Land preservation has long been a top priority in Southold Town, and residents will have a chance to weigh in this week on shaping the town’s land preservation goals for the years ahead.
The town will hold two community meetings on the land preservation chapter of its new comprehensive plan. The first will be held Saturday, Sept. 15, at 10 a.m. at the East Marion firehouse. The second will be held Thursday, Sept. 20, at 7 p.m. at the Peconic Lane Community Center.
The draft of the chapter is available now on the town website at southoldtownny.gov and at libraries throughout town.
The chapter touts the fact that the town has already protected 25 percent of its total land area using methods ranging from the purchase of farmland development rights to the outright purchase of property to the private preservation of land.
According to the draft, 41 percent of the town is already developed and 7 percent is wetlands, leaving just 26 percent of the land area unprotected and undeveloped.

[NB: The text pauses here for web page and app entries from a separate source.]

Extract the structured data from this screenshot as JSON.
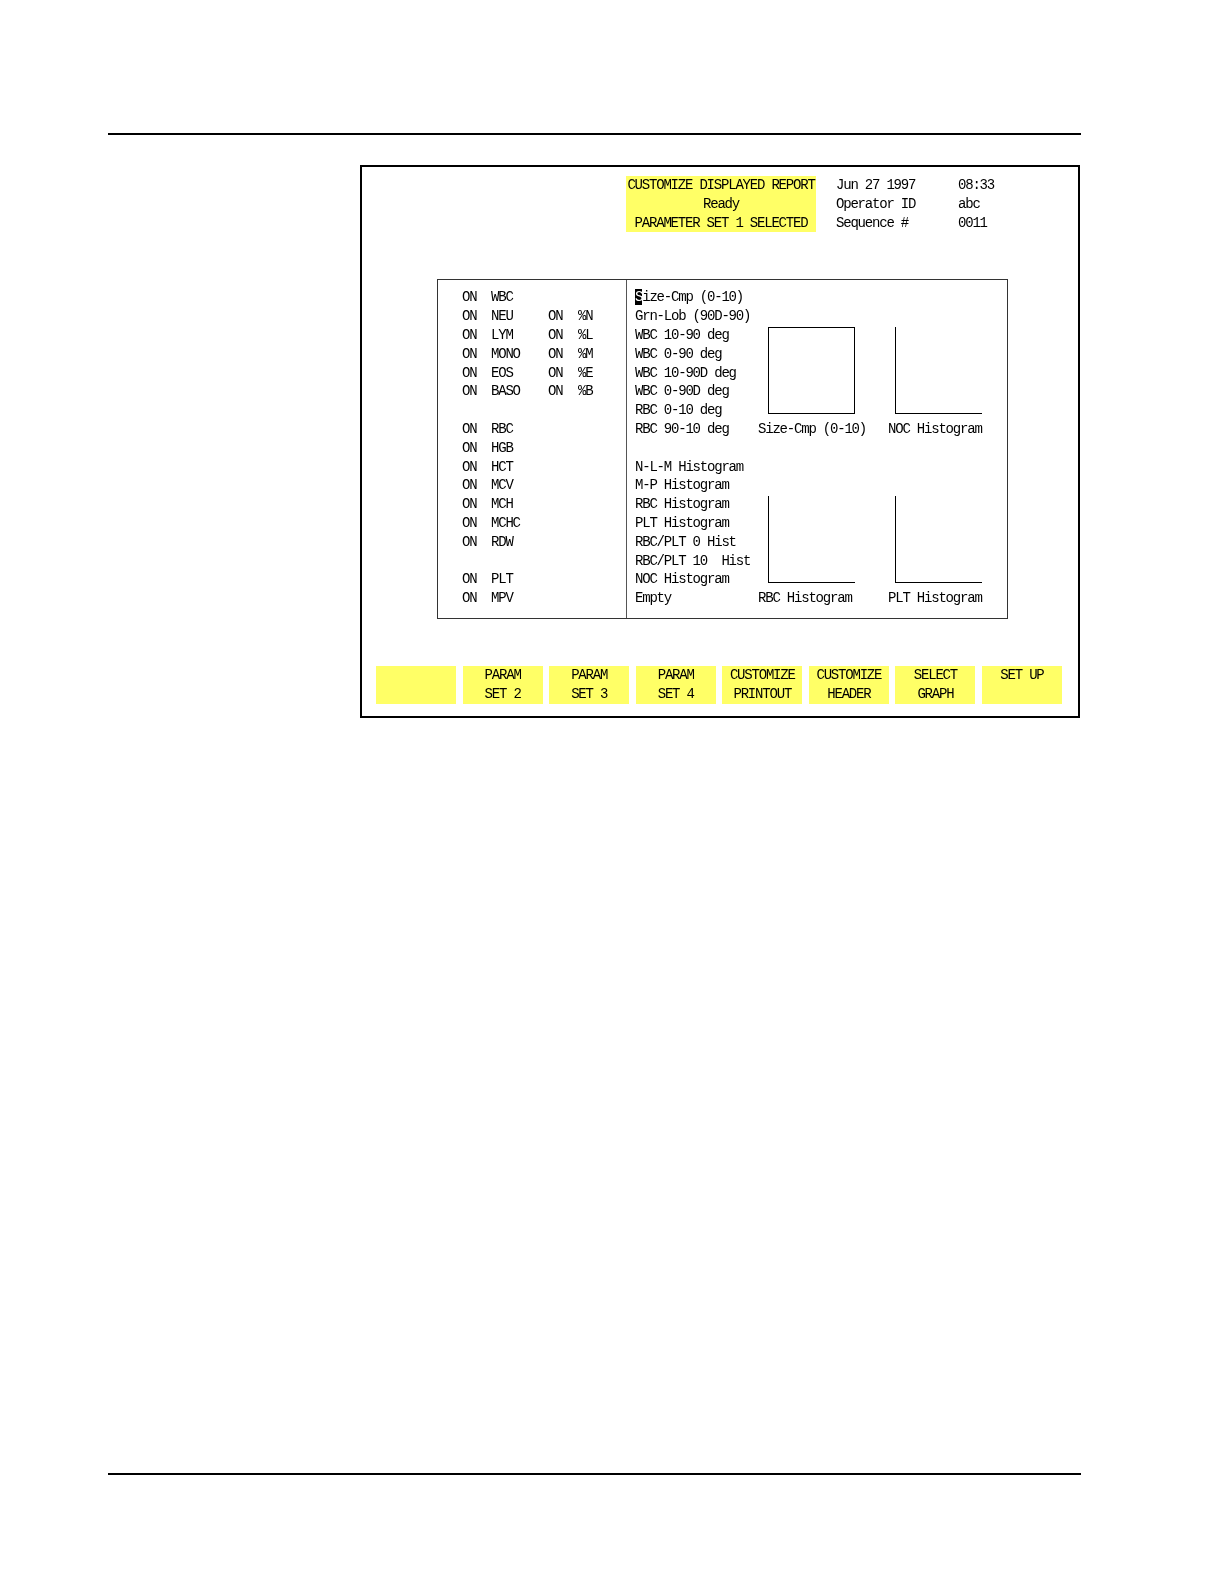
{
  "header": {
    "title": "CUSTOMIZE DISPLAYED REPORT",
    "status": "Ready",
    "parameter_set": "PARAMETER SET 1 SELECTED"
  },
  "info": {
    "date": "Jun 27 1997",
    "time": "08:33",
    "fields": [
      {
        "label": "Operator ID",
        "value": "abc"
      },
      {
        "label": "Sequence #",
        "value": "0011"
      }
    ]
  },
  "parameter_groups": [
    {
      "rows": [
        {
          "status": "ON",
          "name": "WBC"
        },
        {
          "status": "ON",
          "name": "NEU",
          "percent": {
            "status": "ON",
            "name": "%N"
          }
        },
        {
          "status": "ON",
          "name": "LYM",
          "percent": {
            "status": "ON",
            "name": "%L"
          }
        },
        {
          "status": "ON",
          "name": "MONO",
          "percent": {
            "status": "ON",
            "name": "%M"
          }
        },
        {
          "status": "ON",
          "name": "EOS",
          "percent": {
            "status": "ON",
            "name": "%E"
          }
        },
        {
          "status": "ON",
          "name": "BASO",
          "percent": {
            "status": "ON",
            "name": "%B"
          }
        }
      ]
    },
    {
      "rows": [
        {
          "status": "ON",
          "name": "RBC"
        },
        {
          "status": "ON",
          "name": "HGB"
        },
        {
          "status": "ON",
          "name": "HCT"
        },
        {
          "status": "ON",
          "name": "MCV"
        },
        {
          "status": "ON",
          "name": "MCH"
        },
        {
          "status": "ON",
          "name": "MCHC"
        },
        {
          "status": "ON",
          "name": "RDW"
        }
      ]
    },
    {
      "rows": [
        {
          "status": "ON",
          "name": "PLT"
        },
        {
          "status": "ON",
          "name": "MPV"
        }
      ]
    }
  ],
  "graph_options": [
    {
      "items": [
        {
          "label": "Size-Cmp (0-10)",
          "selected": true
        },
        {
          "label": "Grn-Lob (90D-90)",
          "selected": false
        },
        {
          "label": "WBC 10-90 deg",
          "selected": false
        },
        {
          "label": "WBC 0-90 deg",
          "selected": false
        },
        {
          "label": "WBC 10-90D deg",
          "selected": false
        },
        {
          "label": "WBC 0-90D deg",
          "selected": false
        },
        {
          "label": "RBC 0-10 deg",
          "selected": false
        },
        {
          "label": "RBC 90-10 deg",
          "selected": false
        }
      ]
    },
    {
      "items": [
        {
          "label": "N-L-M Histogram",
          "selected": false
        },
        {
          "label": "M-P Histogram",
          "selected": false
        },
        {
          "label": "RBC Histogram",
          "selected": false
        },
        {
          "label": "PLT Histogram",
          "selected": false
        },
        {
          "label": "RBC/PLT 0 Hist",
          "selected": false
        },
        {
          "label": "RBC/PLT 10  Hist",
          "selected": false
        },
        {
          "label": "NOC Histogram",
          "selected": false
        },
        {
          "label": "Empty",
          "selected": false
        }
      ]
    }
  ],
  "graphs": [
    {
      "kind": "scatter",
      "label": "Size-Cmp (0-10)"
    },
    {
      "kind": "histogram",
      "label": "NOC Histogram"
    },
    {
      "kind": "histogram",
      "label": "RBC Histogram"
    },
    {
      "kind": "histogram",
      "label": "PLT Histogram"
    }
  ],
  "soft_keys": [
    {
      "kind": "blank"
    },
    {
      "kind": "key",
      "lines": [
        "PARAM",
        "SET 2"
      ]
    },
    {
      "kind": "key",
      "lines": [
        "PARAM",
        "SET 3"
      ]
    },
    {
      "kind": "key",
      "lines": [
        "PARAM",
        "SET 4"
      ]
    },
    {
      "kind": "key",
      "lines": [
        "CUSTOMIZE",
        "PRINTOUT"
      ]
    },
    {
      "kind": "key",
      "lines": [
        "CUSTOMIZE",
        "HEADER"
      ]
    },
    {
      "kind": "key",
      "lines": [
        "SELECT",
        "GRAPH"
      ]
    },
    {
      "kind": "key",
      "lines": [
        "SET UP"
      ]
    }
  ]
}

The remaining acreage, about 8,950 acres, includes 5,755 acres of farmland and 1,904 acres of building lots, which total 2,394 parcels.
One of the primary goals of the comprehensive plan is to retain at least 8,000 agricultural acres, or about 80 percent of the land that is currently being farmed.
The plan recommends a variety of approaches to achieve that goal, including promotion of conservation subdivisions, where more land is preserved than is required by the code, and the use of Agricultural Planned Development Districts, a special zoning area created on a farm to allow the farmer to sell development rights one at a time.
The draft chapter calls for the town to “design both standard and conservation subdivisions involving farmland to enhance farming and minimize potential incompatibility with residential neighbors.”
The draft also calls for the town to consider increasing the mandatory open space percentage for subdivisions on land over sensitive aquifers.
A suggestion to zone Plum Island to “ensure that the natural and economic resources are protected, along with the public health, safety and welfare” is also included in the plan.
In addition, the draft chapter calls for the town to more stringently monitor its conservation easements to ensure that landowners are not incorrectly using parcels for which the development rights have been sold.
Another suggestion is that the town do more to manage preserved lands it already owns, including maintaining trails, creating management plans for preserves and creating a volunteer program for preserve maintenance.